I tell myself no.
No, I do not want to leave this cocoon of blankets and warmth and softness.
No. I’m not ready to rise and shine — or even to simply rise.
I want to dream some more dreams where life is all happy and good and people smile a lot, eat crazy amounts of pastries filled with whipped cream and still maintain Barbie Doll figures. I want to dream some more about warm places where love and joy and good news floats around on idyllic breezes that sigh little sighs of pure happiness.
The alarm jangles a warning into my fantasies.
“Get going, girl, the new day has arrived,” it says in alarm talk language.
Obediently, I get going. I’ve been awake for less than three minutes when I remember what I’m supposed to do next.
Exercise! Right! The benefits of exercise which seemed so clear the night before now escape me. I decide to simply imagine it is one of my good habits.

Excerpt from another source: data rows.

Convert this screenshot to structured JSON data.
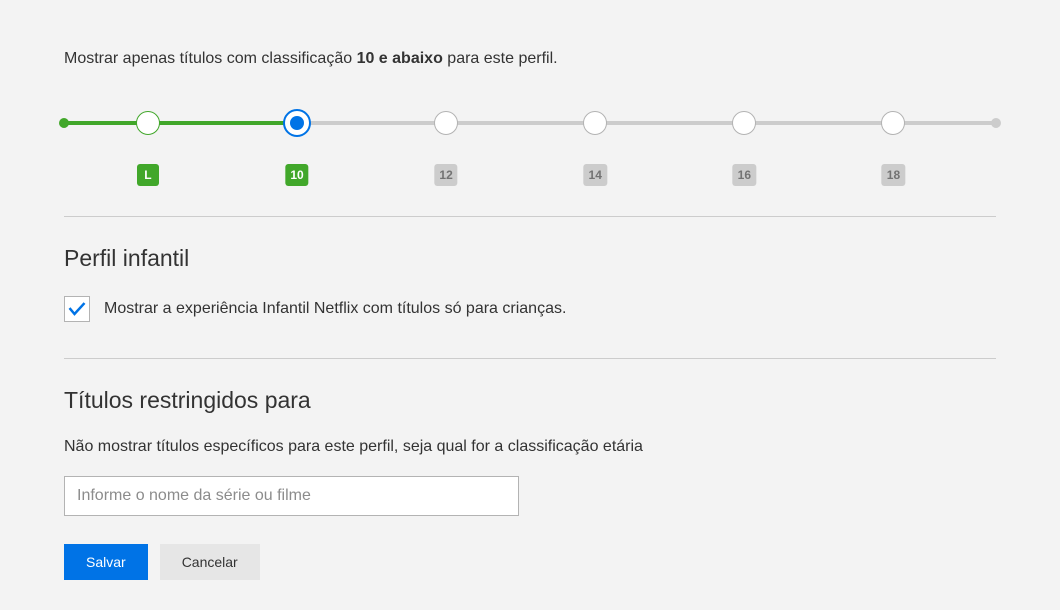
{
  "intro": {
    "prefix": "Mostrar apenas títulos com classificação ",
    "bold": "10 e abaixo",
    "suffix": " para este perfil."
  },
  "slider": {
    "selected_index": 1,
    "positions_pct": [
      9,
      25,
      41,
      57,
      73,
      89
    ],
    "fill_pct": 25,
    "labels": [
      "L",
      "10",
      "12",
      "14",
      "16",
      "18"
    ]
  },
  "kids_section": {
    "title": "Perfil infantil",
    "checkbox_checked": true,
    "checkbox_label": "Mostrar a experiência Infantil Netflix com títulos só para crianças."
  },
  "restrict_section": {
    "title": "Títulos restringidos para",
    "subtitle": "Não mostrar títulos específicos para este perfil, seja qual for a classificação etária",
    "input_placeholder": "Informe o nome da série ou filme"
  },
  "buttons": {
    "save": "Salvar",
    "cancel": "Cancelar"
  }
}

I have the habit of exercising, I mutter like a well-trained zombie, zipping up my coat and stumbling out the door.
One step, two steps, three steps, four. Wow! This is me. I’m doing it, I’m walking.
I trudge along, my footsteps creating little tufts of white in front of me.
Alberta in the morning. White on white. Alberta in the evening. Same, only darker.
This morning the temperature hovers between cold and really cold and the sky is weird; not black, not blue, but just kind of in-between.
The weird blue light that tells me it is very early yet.
As I trudge along, head down, really cold hands thrust in pockets, I watch the snow come to life in the weird blue light, sparkling like a great many really expensive diamond rings. And the street lights illuminate everything, like stage lights in a magnificent, silent play.
I tell myself to become one with the landscape and I won’t be so cold. I imagine golf courses and being one with the ball.
I remember making two pars in a game. Okay, that would be a false memory, but, whatever, it certainly makes this walk seem more fun.
I walk some more, facing reality, cold and white. I am an Alberta girl, born and raised on this prairie soil, where winter white lasts a really, really long time.
I am a windshield scraper, snow shoveller, snowman maker, hat, mitt and scarf wearer, who went through her teenage years dressing really silly in little coats, no mitts and running shoes, who has since learned to defy fashion and dress in 14 layers and wear wool socks.
And because I am an Alberta girl, I know there are much better ways to wake up than to feel the sting of a thousand icicles against your face, which is what facing a north wind feels like.
And yet, I’m glad that at least in most mornings I lose the argument against myself and get my complaining self out the door and go walking.
I don’t miss it, then. The magic. The magic of the soft blue light of morning, the silhouettes of dark and still houses against the street lights and the hush that lies over everything.
And, for that very reason, on my last walk, after I had trudged my layered self back to my own yard, I cast a quick glance around, hoped no one was watching, and allowed myself to act much younger than my years.
And, later when my husband asked me who made the snow angel on our front yard, I said, “What snow angel?”
But when I left for work this morning I gave the angel a secret little smile.
And I swear, she smiled back.